Monday, 31 May 2010

Book afterthought: “Getting Organized In the Google Era” by Douglas C. Merrill

Score: 4/5

This book was written by the former CIO of Google, teaching people how to use various tools (like Gmail and the iPhone) and best practices (like when to use paper and when to use digital tool) to thrive in today’s information overloaded lifestyle.  I found the recommendations helpful, though probably even more so for a non-techie.  The lesson I liked the most was about filtering information (i.e. skimming):

Reading every single word in a book, article, or anything else is much more time-consuming and more difficult, at least for me, than filtering that information.  And yet, it comes with the same risk of forgetting.  So you may as well filter.  It’s easier to do, and it’s easier on your brain – and you may need that extra brainpower later.

There will still be material that I read every single word for (like personal letters), but this lesson from the book reminded me that the risk of losing important info is generally no greater than the risk of forgetfulness, and that I should have confidence I will catch most of the goodness in the material by my skimming.  It’ll also help me remember better that which is worth remembering.

1 comment:

Keng said...

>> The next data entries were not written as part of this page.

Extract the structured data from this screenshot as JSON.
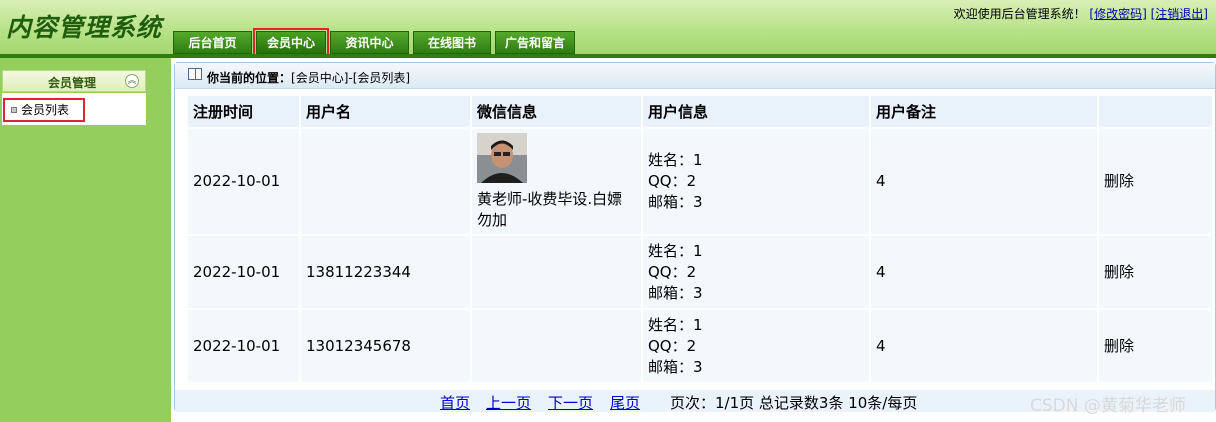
{
  "app": {
    "title": "内容管理系统"
  },
  "header": {
    "welcome_text": "欢迎使用后台管理系统！",
    "change_password": "[修改密码]",
    "logout": "[注销退出]"
  },
  "tabs": [
    {
      "label": "后台首页",
      "active": false
    },
    {
      "label": "会员中心",
      "active": true
    },
    {
      "label": "资讯中心",
      "active": false
    },
    {
      "label": "在线图书",
      "active": false
    },
    {
      "label": "广告和留言",
      "active": false
    }
  ],
  "sidebar": {
    "section_title": "会员管理",
    "items": [
      {
        "label": "会员列表",
        "selected": true
      }
    ]
  },
  "location": {
    "prefix": "你当前的位置：",
    "path": "[会员中心]-[会员列表]"
  },
  "table": {
    "headers": [
      "注册时间",
      "用户名",
      "微信信息",
      "用户信息",
      "用户备注",
      ""
    ],
    "rows": [
      {
        "reg_time": "2022-10-01",
        "username": "",
        "wechat_name": "黄老师-收费毕设.白嫖勿加",
        "has_avatar": true,
        "info_name": "姓名：1",
        "info_qq": "QQ：2",
        "info_email": "邮箱：3",
        "remark": "4",
        "action": "删除"
      },
      {
        "reg_time": "2022-10-01",
        "username": "13811223344",
        "wechat_name": "",
        "has_avatar": false,
        "info_name": "姓名：1",
        "info_qq": "QQ：2",
        "info_email": "邮箱：3",
        "remark": "4",
        "action": "删除"
      },
      {
        "reg_time": "2022-10-01",
        "username": "13012345678",
        "wechat_name": "",
        "has_avatar": false,
        "info_name": "姓名：1",
        "info_qq": "QQ：2",
        "info_email": "邮箱：3",
        "remark": "4",
        "action": "删除"
      }
    ]
  },
  "pager": {
    "first": "首页",
    "prev": "上一页",
    "next": "下一页",
    "last": "尾页",
    "info": "页次：1/1页   总记录数3条   10条/每页"
  },
  "watermark": "CSDN @黄菊华老师",
  "colors": {
    "header_green": "#2f7d10",
    "tab_green": "#3c8f1b",
    "sidebar_green": "#94cf5d",
    "highlight_red": "#e0242b",
    "link_blue": "#0000cc"
  }
}
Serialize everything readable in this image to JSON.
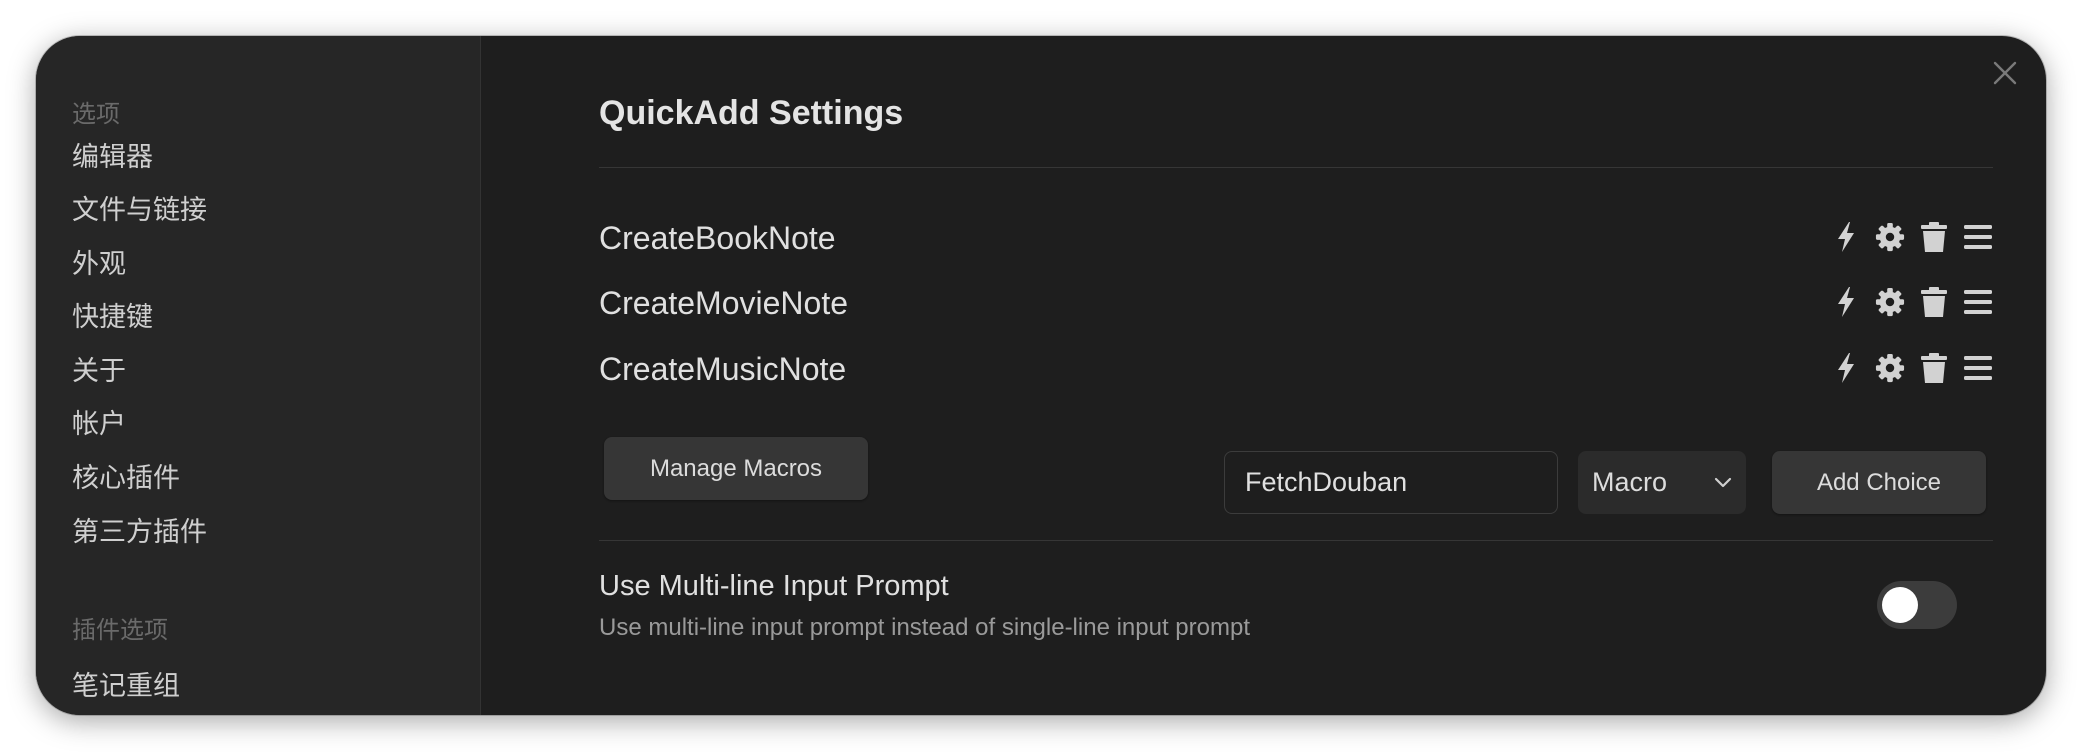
{
  "sidebar": {
    "options_heading": "选项",
    "items": [
      "编辑器",
      "文件与链接",
      "外观",
      "快捷键",
      "关于",
      "帐户",
      "核心插件",
      "第三方插件"
    ],
    "plugin_heading": "插件选项",
    "plugin_items": [
      "笔记重组"
    ]
  },
  "main": {
    "title": "QuickAdd Settings",
    "choices": [
      {
        "name": "CreateBookNote"
      },
      {
        "name": "CreateMovieNote"
      },
      {
        "name": "CreateMusicNote"
      }
    ],
    "manage_macros_label": "Manage Macros",
    "choice_input_value": "FetchDouban",
    "choice_type_selected": "Macro",
    "add_choice_label": "Add Choice",
    "multiline": {
      "name": "Use Multi-line Input Prompt",
      "description": "Use multi-line input prompt instead of single-line input prompt",
      "enabled": false
    }
  },
  "icons": {
    "close": "close-icon",
    "run": "lightning-icon",
    "configure": "gear-icon",
    "delete": "trash-icon",
    "drag": "drag-handle-icon",
    "select_caret": "chevron-down-icon"
  },
  "colors": {
    "window_bg": "#1e1e1e",
    "sidebar_bg": "#262626",
    "button_bg": "#363636",
    "text_primary": "#e0e0e0",
    "text_muted": "#9a9a9a",
    "toggle_off": "#3c3c3c"
  }
}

Makes sense to me. I usually like to read every word but very quickly, almost but not quite skimming. And then every so often my brain tells me that I missed something important so I should go back. The really good stuff I jot down on my blackberry.

I think a good point to take home which may not be emphasized is to do your own filtering. I've come to understand that for many things, you just have to do the research yourself. But maybe that's just because of the work I do.

Good post Justin! Keep'em coming.